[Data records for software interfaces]
○ ○ ○ ○ ○
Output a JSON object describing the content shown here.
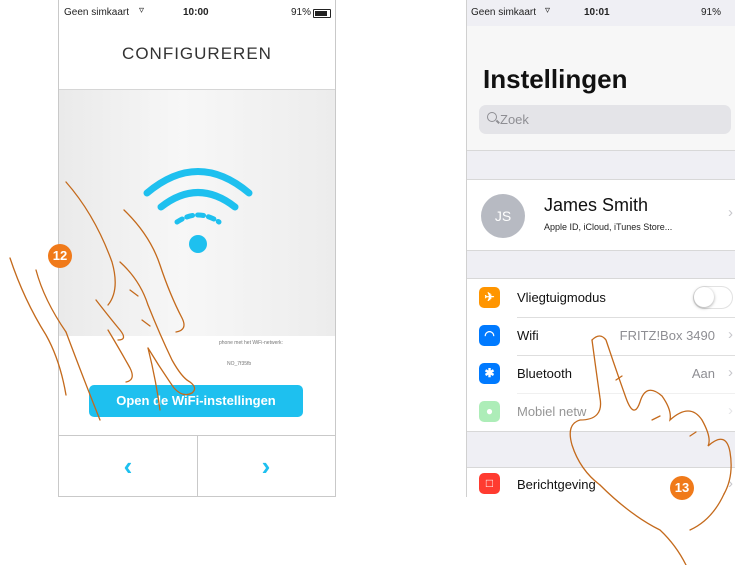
{
  "left_phone": {
    "status": {
      "carrier": "Geen simkaart",
      "time": "10:00",
      "battery": "91%"
    },
    "title": "CONFIGUREREN",
    "instruction_fragment": "phone met het WiFi-netwerk:",
    "network_fragment": "NO_7f35fb",
    "open_button": "Open de WiFi-instellingen",
    "nav_prev": "‹",
    "nav_next": "›",
    "step_badge": "12"
  },
  "right_phone": {
    "status": {
      "carrier": "Geen simkaart",
      "time": "10:01",
      "battery": "91%"
    },
    "title": "Instellingen",
    "search_placeholder": "Zoek",
    "profile": {
      "initials": "JS",
      "name": "James Smith",
      "subtitle": "Apple ID, iCloud, iTunes Store..."
    },
    "rows": [
      {
        "label": "Vliegtuigmodus",
        "value": "",
        "icon": "airplane-icon",
        "color": "#ff9500"
      },
      {
        "label": "Wifi",
        "value": "FRITZ!Box 3490",
        "icon": "wifi-icon",
        "color": "#007aff"
      },
      {
        "label": "Bluetooth",
        "value": "Aan",
        "icon": "bluetooth-icon",
        "color": "#007aff"
      },
      {
        "label": "Mobiel netw",
        "value": "",
        "icon": "antenna-icon",
        "color": "#4cd964"
      }
    ],
    "notifications_label": "Berichtgeving",
    "step_badge": "13"
  }
}
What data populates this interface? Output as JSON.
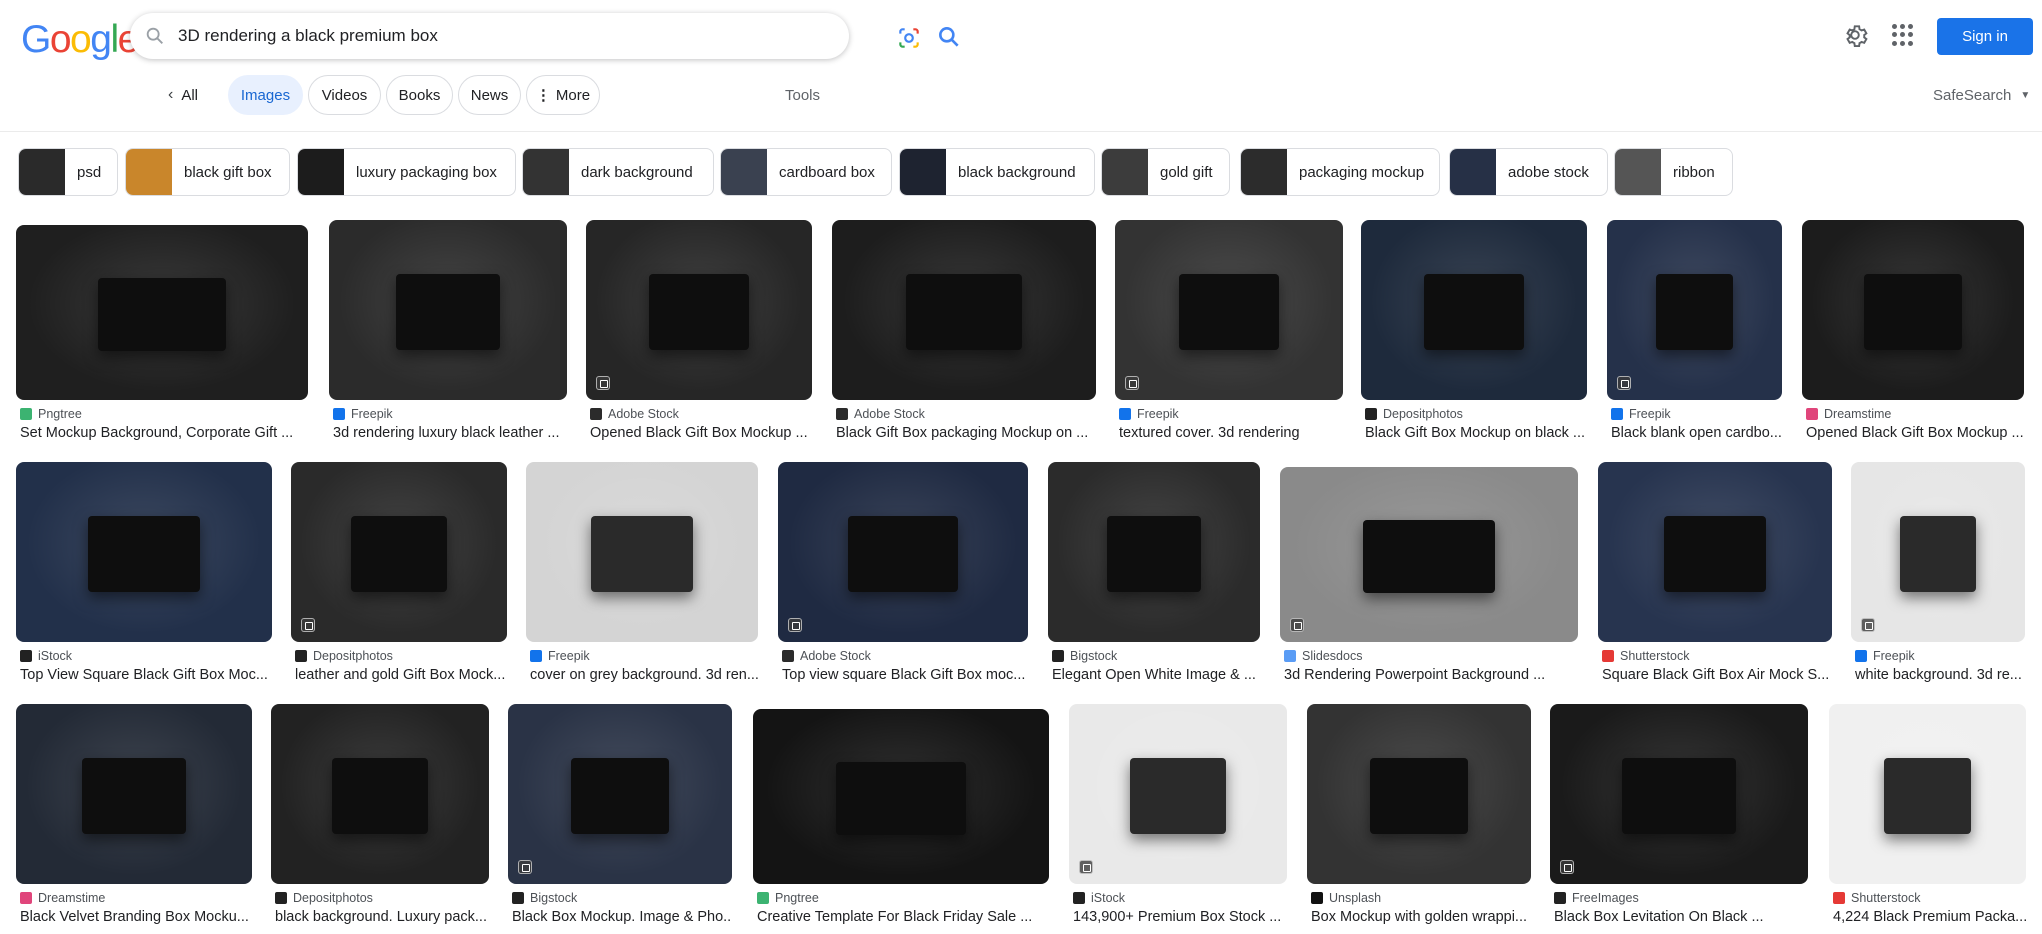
{
  "logo": "Google",
  "search": {
    "query": "3D rendering a black premium box",
    "icons": [
      "search-icon",
      "lens-icon",
      "magnifier-icon"
    ]
  },
  "header": {
    "settings_icon": "gear-icon",
    "apps_icon": "apps-grid-icon",
    "sign_in": "Sign in"
  },
  "tabs": {
    "all": "All",
    "items": [
      "Images",
      "Videos",
      "Books",
      "News",
      "More"
    ],
    "active": "Images",
    "tools": "Tools",
    "safesearch": "SafeSearch"
  },
  "chips": [
    {
      "label": "psd",
      "thumb": "#2a2a2a"
    },
    {
      "label": "black gift box",
      "thumb": "#c9862b"
    },
    {
      "label": "luxury packaging box",
      "thumb": "#1c1c1c"
    },
    {
      "label": "dark background",
      "thumb": "#333333"
    },
    {
      "label": "cardboard box",
      "thumb": "#3a4150"
    },
    {
      "label": "black background",
      "thumb": "#1e2330"
    },
    {
      "label": "gold gift",
      "thumb": "#3c3c3c"
    },
    {
      "label": "packaging mockup",
      "thumb": "#2c2c2c"
    },
    {
      "label": "adobe stock",
      "thumb": "#263046"
    },
    {
      "label": "ribbon",
      "thumb": "#555555"
    }
  ],
  "results": [
    {
      "source": "Pngtree",
      "title": "Set Mockup Background, Corporate Gift ...",
      "fav": "#3cb371",
      "img": "#1f1f1f"
    },
    {
      "source": "Freepik",
      "title": "3d rendering luxury black leather ...",
      "fav": "#1273eb",
      "img": "#2b2b2b"
    },
    {
      "source": "Adobe Stock",
      "title": "Opened Black Gift Box Mockup ...",
      "fav": "#2b2b2b",
      "img": "#262626"
    },
    {
      "source": "Adobe Stock",
      "title": "Black Gift Box packaging Mockup on ...",
      "fav": "#2b2b2b",
      "img": "#1d1d1d"
    },
    {
      "source": "Freepik",
      "title": "textured cover. 3d rendering",
      "fav": "#1273eb",
      "img": "#333333"
    },
    {
      "source": "Depositphotos",
      "title": "Black Gift Box Mockup on black ...",
      "fav": "#222222",
      "img": "#1e2a3c"
    },
    {
      "source": "Freepik",
      "title": "Black blank open cardbo...",
      "fav": "#1273eb",
      "img": "#25314a"
    },
    {
      "source": "Dreamstime",
      "title": "Opened Black Gift Box Mockup ...",
      "fav": "#e0457b",
      "img": "#1c1c1c"
    },
    {
      "source": "iStock",
      "title": "Top View Square Black Gift Box Moc...",
      "fav": "#222222",
      "img": "#22304a"
    },
    {
      "source": "Depositphotos",
      "title": "leather and gold Gift Box Mock...",
      "fav": "#222222",
      "img": "#2a2a2a"
    },
    {
      "source": "Freepik",
      "title": "cover on grey background. 3d ren...",
      "fav": "#1273eb",
      "img": "#d4d4d4"
    },
    {
      "source": "Adobe Stock",
      "title": "Top view square Black Gift Box moc...",
      "fav": "#2b2b2b",
      "img": "#1f2a42"
    },
    {
      "source": "Bigstock",
      "title": "Elegant Open White Image & ...",
      "fav": "#222222",
      "img": "#2b2b2b"
    },
    {
      "source": "Slidesdocs",
      "title": "3d Rendering Powerpoint Background ...",
      "fav": "#5a9cf5",
      "img": "#8a8a8a"
    },
    {
      "source": "Shutterstock",
      "title": "Square Black Gift Box Air Mock S...",
      "fav": "#e53935",
      "img": "#27344f"
    },
    {
      "source": "Freepik",
      "title": "white background. 3d re...",
      "fav": "#1273eb",
      "img": "#e6e6e6"
    },
    {
      "source": "Dreamstime",
      "title": "Black Velvet Branding Box Mocku...",
      "fav": "#e0457b",
      "img": "#232a36"
    },
    {
      "source": "Depositphotos",
      "title": "black background. Luxury pack...",
      "fav": "#222222",
      "img": "#222222"
    },
    {
      "source": "Bigstock",
      "title": "Black Box Mockup. Image & Pho...",
      "fav": "#222222",
      "img": "#2a3346"
    },
    {
      "source": "Pngtree",
      "title": "Creative Template For Black Friday Sale ...",
      "fav": "#3cb371",
      "img": "#141414"
    },
    {
      "source": "iStock",
      "title": "143,900+ Premium Box Stock ...",
      "fav": "#222222",
      "img": "#e9e9e9"
    },
    {
      "source": "Unsplash",
      "title": "Box Mockup with golden wrappi...",
      "fav": "#111111",
      "img": "#333333"
    },
    {
      "source": "FreeImages",
      "title": "Black Box Levitation On Black ...",
      "fav": "#222222",
      "img": "#1a1a1a"
    },
    {
      "source": "Shutterstock",
      "title": "4,224 Black Premium Packa...",
      "fav": "#e53935",
      "img": "#f0f0f0"
    }
  ]
}
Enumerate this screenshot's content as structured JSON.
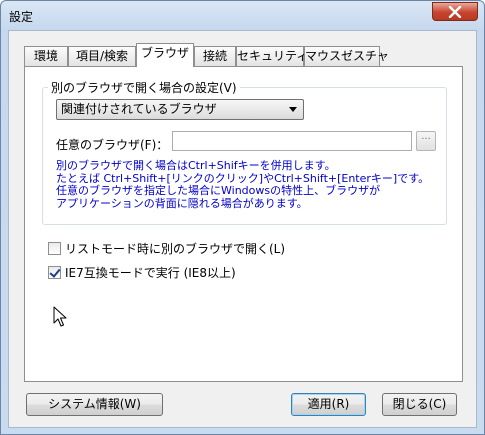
{
  "window": {
    "title": "設定"
  },
  "tabs": [
    {
      "label": "環境"
    },
    {
      "label": "項目/検索"
    },
    {
      "label": "ブラウザ"
    },
    {
      "label": "接続"
    },
    {
      "label": "セキュリティ"
    },
    {
      "label": "マウスゼスチャ"
    }
  ],
  "group": {
    "legend": "別のブラウザで開く場合の設定(V)",
    "select_value": "関連付けされているブラウザ",
    "browser_label": "任意のブラウザ(F)：",
    "browser_value": "",
    "browse_label": "···",
    "notes": [
      "別のブラウザで開く場合はCtrl+Shifキーを併用します。",
      "たとえば Ctrl+Shift+[リンクのクリック]やCtrl+Shift+[Enterキー]です。",
      "任意のブラウザを指定した場合にWindowsの特性上、ブラウザが",
      "アプリケーションの背面に隠れる場合があります。"
    ]
  },
  "options": {
    "list_mode_label": "リストモード時に別のブラウザで開く(L)",
    "list_mode_checked": false,
    "ie7_label": "IE7互換モードで実行 (IE8以上)",
    "ie7_checked": true
  },
  "buttons": {
    "system_info": "システム情報(W)",
    "apply": "適用(R)",
    "close": "閉じる(C)"
  },
  "colors": {
    "note_text": "#0000cc",
    "close_button": "#c8442f"
  }
}
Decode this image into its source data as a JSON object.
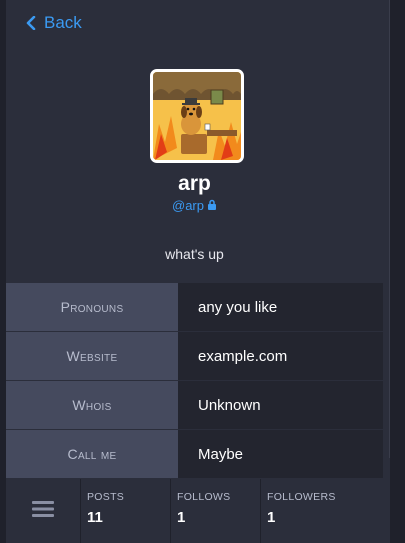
{
  "header": {
    "back_label": "Back"
  },
  "profile": {
    "display_name": "arp",
    "handle": "@arp",
    "locked": true,
    "bio": "what's up"
  },
  "fields": [
    {
      "name": "Pronouns",
      "value": "any you like"
    },
    {
      "name": "Website",
      "value": "example.com"
    },
    {
      "name": "Whois",
      "value": "Unknown"
    },
    {
      "name": "Call me",
      "value": "Maybe"
    }
  ],
  "stats": [
    {
      "label": "POSTS",
      "count": "11"
    },
    {
      "label": "FOLLOWS",
      "count": "1"
    },
    {
      "label": "FOLLOWERS",
      "count": "1"
    }
  ],
  "colors": {
    "accent": "#3b9af2",
    "background": "#2b2e3b",
    "field_key_bg": "#454a5e",
    "field_value_bg": "#23252f"
  },
  "icons": [
    "chevron-left-icon",
    "lock-icon",
    "hamburger-menu-icon"
  ]
}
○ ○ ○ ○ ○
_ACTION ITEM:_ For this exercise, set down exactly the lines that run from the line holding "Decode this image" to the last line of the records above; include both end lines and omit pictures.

_ANSWER SECTION:_
Decode this image into its source data as a JSON object.
{
  "header": {
    "back_label": "Back"
  },
  "profile": {
    "display_name": "arp",
    "handle": "@arp",
    "locked": true,
    "bio": "what's up"
  },
  "fields": [
    {
      "name": "Pronouns",
      "value": "any you like"
    },
    {
      "name": "Website",
      "value": "example.com"
    },
    {
      "name": "Whois",
      "value": "Unknown"
    },
    {
      "name": "Call me",
      "value": "Maybe"
    }
  ],
  "stats": [
    {
      "label": "POSTS",
      "count": "11"
    },
    {
      "label": "FOLLOWS",
      "count": "1"
    },
    {
      "label": "FOLLOWERS",
      "count": "1"
    }
  ],
  "colors": {
    "accent": "#3b9af2",
    "background": "#2b2e3b",
    "field_key_bg": "#454a5e",
    "field_value_bg": "#23252f"
  },
  "icons": [
    "chevron-left-icon",
    "lock-icon",
    "hamburger-menu-icon"
  ]
}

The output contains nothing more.